|Date:||2013 Aug. 18|
John Carlos discusses his childhood in Harlem, New York, the changes that he saw in Harlem with the widespread use of heroin and the splintering of families, and describes the disparities in education for black children when he was growing up. He remembers the influence of black leaders including Marcus Garvey, Malcolm X, and Dr. Martin Luther King, Jr. Carlos was recruited to run track at East Texas State University, where he experienced racial discrimination and was treated poorly by his coach. He explains his protest at the 1968 Olympics, including the symbols that he and Tommy Smith employed to protest racial discrimination, and he describes the emotional impact that the protest had on him.
|Types:||Oral histories (document genres) | Interviews | InteractiveResource|

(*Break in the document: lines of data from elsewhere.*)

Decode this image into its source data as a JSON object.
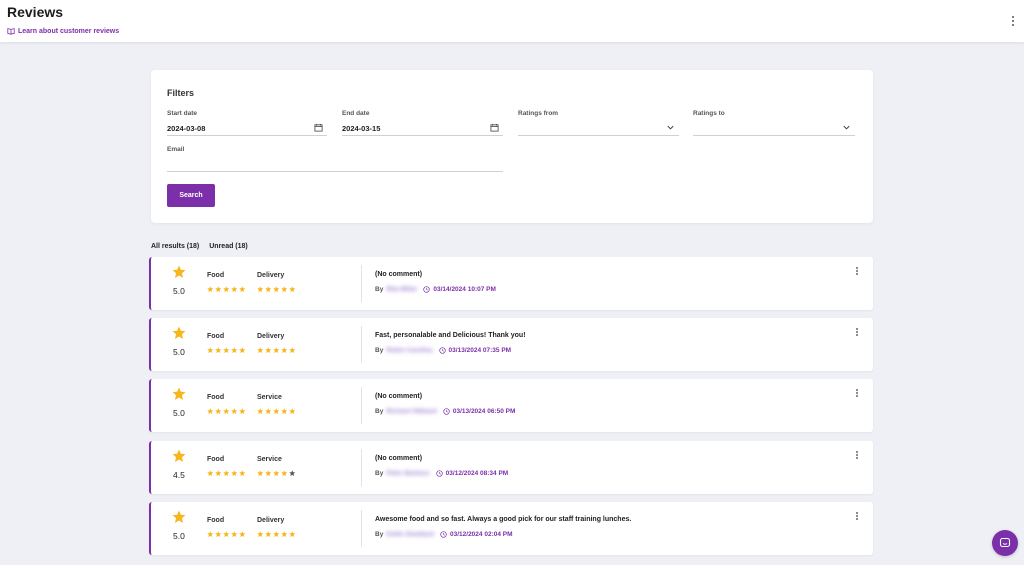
{
  "header": {
    "title": "Reviews",
    "learn_link": "Learn about customer reviews"
  },
  "filters": {
    "title": "Filters",
    "start_date": {
      "label": "Start date",
      "value": "2024-03-08"
    },
    "end_date": {
      "label": "End date",
      "value": "2024-03-15"
    },
    "ratings_from": {
      "label": "Ratings from",
      "value": ""
    },
    "ratings_to": {
      "label": "Ratings to",
      "value": ""
    },
    "email": {
      "label": "Email",
      "value": ""
    },
    "search_label": "Search"
  },
  "tabs": [
    {
      "label": "All results (18)"
    },
    {
      "label": "Unread (18)"
    }
  ],
  "reviews": [
    {
      "score": "5.0",
      "cat1": "Food",
      "cat1_rating": 5,
      "cat2": "Delivery",
      "cat2_rating": 5,
      "comment": "(No comment)",
      "by": "By",
      "author": "Rita Miller",
      "date": "03/14/2024 10:07 PM"
    },
    {
      "score": "5.0",
      "cat1": "Food",
      "cat1_rating": 5,
      "cat2": "Delivery",
      "cat2_rating": 5,
      "comment": "Fast, personalable and Delicious! Thank you!",
      "by": "By",
      "author": "Robin Carolina",
      "date": "03/13/2024 07:35 PM"
    },
    {
      "score": "5.0",
      "cat1": "Food",
      "cat1_rating": 5,
      "cat2": "Service",
      "cat2_rating": 5,
      "comment": "(No comment)",
      "by": "By",
      "author": "Richard Hibbard",
      "date": "03/13/2024 06:50 PM"
    },
    {
      "score": "4.5",
      "cat1": "Food",
      "cat1_rating": 5,
      "cat2": "Service",
      "cat2_rating": 4,
      "comment": "(No comment)",
      "by": "By",
      "author": "Peter Barbour",
      "date": "03/12/2024 08:34 PM"
    },
    {
      "score": "5.0",
      "cat1": "Food",
      "cat1_rating": 5,
      "cat2": "Delivery",
      "cat2_rating": 5,
      "comment": "Awesome food and so fast. Always a good pick for our staff training lunches.",
      "by": "By",
      "author": "Kellie Stoddard",
      "date": "03/12/2024 02:04 PM"
    }
  ],
  "colors": {
    "accent": "#7b2fa8",
    "star": "#f6b61c",
    "star_empty": "#5a5a5a"
  },
  "icons": {
    "learn": "book-icon",
    "calendar": "calendar-icon",
    "chevron": "chevron-down-icon",
    "star": "star-icon",
    "clock": "clock-icon",
    "menu": "kebab-menu-icon",
    "chat": "chat-icon"
  }
}
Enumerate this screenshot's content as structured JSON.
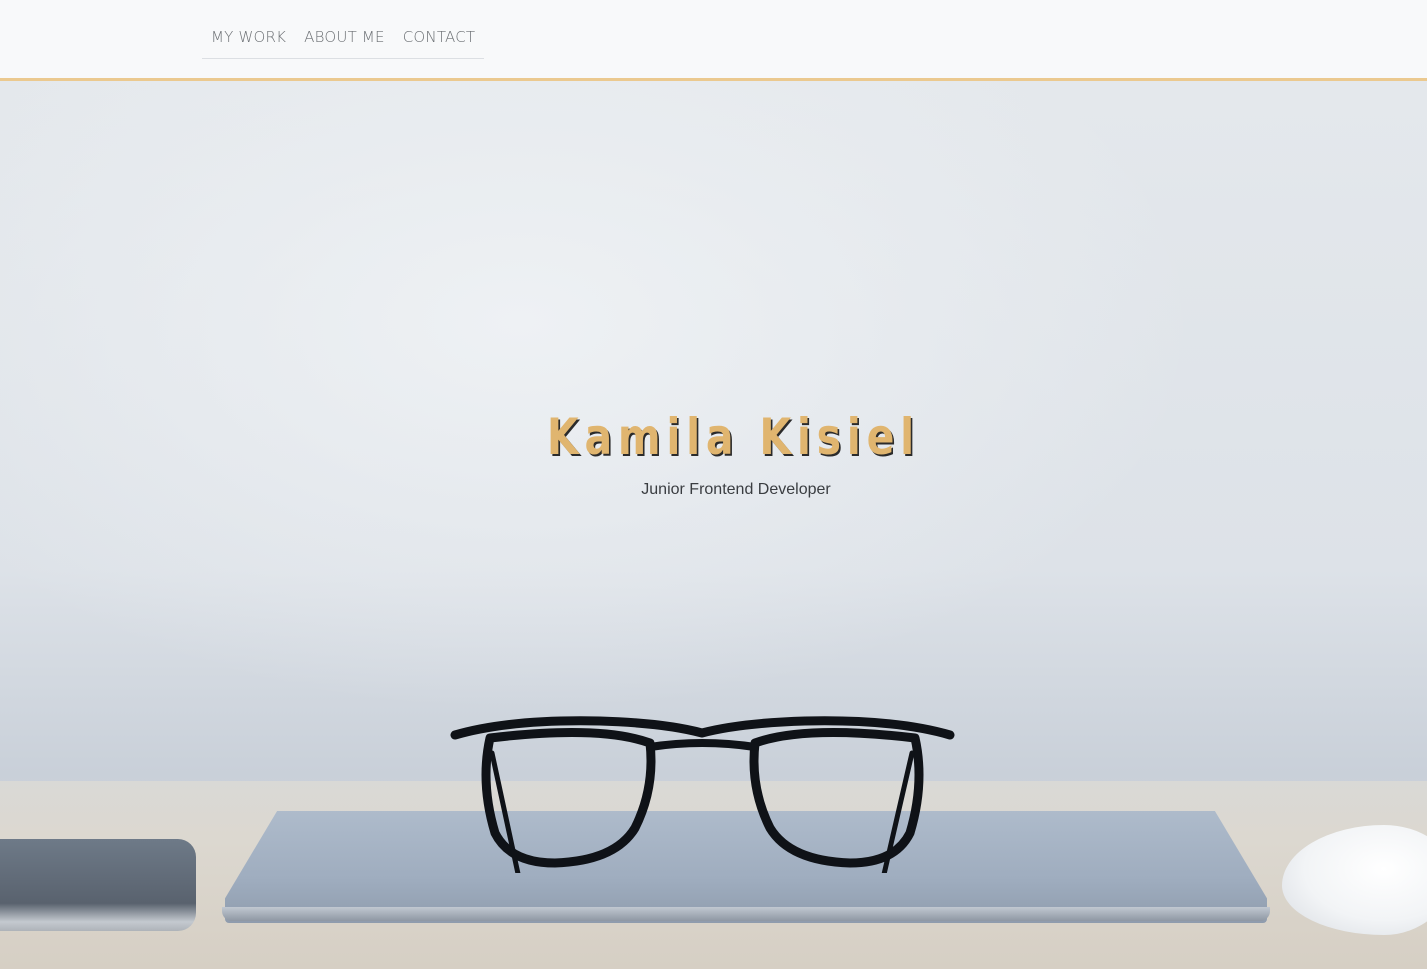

|Subjects:||Civil rights movements--United States | African American athletes--Interviews | Civil rights movements--New York (State)--New York | Olympic Games (19th : 1968 : Mexico City, Mexico) | East Texas State University | United States, New York, New York County, New York, 40.7142691, -74.0059729|
|Collection:||Civil Rights History Project|
|Institution:||Library of Congress|
|Contributors:||American Folklife Center|
Civil Rights History Project, (U.S.) (AFC 2010/039), American Folklife Center, Library of Congress, Washington, D.C.
Forms part of online collection: Civil Rights History Project
|Persistent Link to Item:||http://www.loc.gov/item/afc2010039_crhp0103/|